_REQUIRED ACTION_
Each line of the listing below must be returned exactly.

_DATA_
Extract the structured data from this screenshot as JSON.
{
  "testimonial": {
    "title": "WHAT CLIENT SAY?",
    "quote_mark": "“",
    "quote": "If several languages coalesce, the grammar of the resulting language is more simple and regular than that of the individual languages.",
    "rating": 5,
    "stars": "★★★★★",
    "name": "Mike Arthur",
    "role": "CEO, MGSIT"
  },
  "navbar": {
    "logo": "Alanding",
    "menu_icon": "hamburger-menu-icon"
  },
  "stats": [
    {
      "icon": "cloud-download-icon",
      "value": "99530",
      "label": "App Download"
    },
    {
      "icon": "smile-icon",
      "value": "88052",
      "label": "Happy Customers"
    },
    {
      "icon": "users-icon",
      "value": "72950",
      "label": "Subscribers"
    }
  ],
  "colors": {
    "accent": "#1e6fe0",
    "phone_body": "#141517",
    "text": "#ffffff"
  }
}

_TASK RESULT_
Extract the structured data from this screenshot as JSON.
{
  "testimonial": {
    "title": "WHAT CLIENT SAY?",
    "quote_mark": "“",
    "quote": "If several languages coalesce, the grammar of the resulting language is more simple and regular than that of the individual languages.",
    "rating": 5,
    "stars": "★★★★★",
    "name": "Mike Arthur",
    "role": "CEO, MGSIT"
  },
  "navbar": {
    "logo": "Alanding",
    "menu_icon": "hamburger-menu-icon"
  },
  "stats": [
    {
      "icon": "cloud-download-icon",
      "value": "99530",
      "label": "App Download"
    },
    {
      "icon": "smile-icon",
      "value": "88052",
      "label": "Happy Customers"
    },
    {
      "icon": "users-icon",
      "value": "72950",
      "label": "Subscribers"
    }
  ],
  "colors": {
    "accent": "#1e6fe0",
    "phone_body": "#141517",
    "text": "#ffffff"
  }
}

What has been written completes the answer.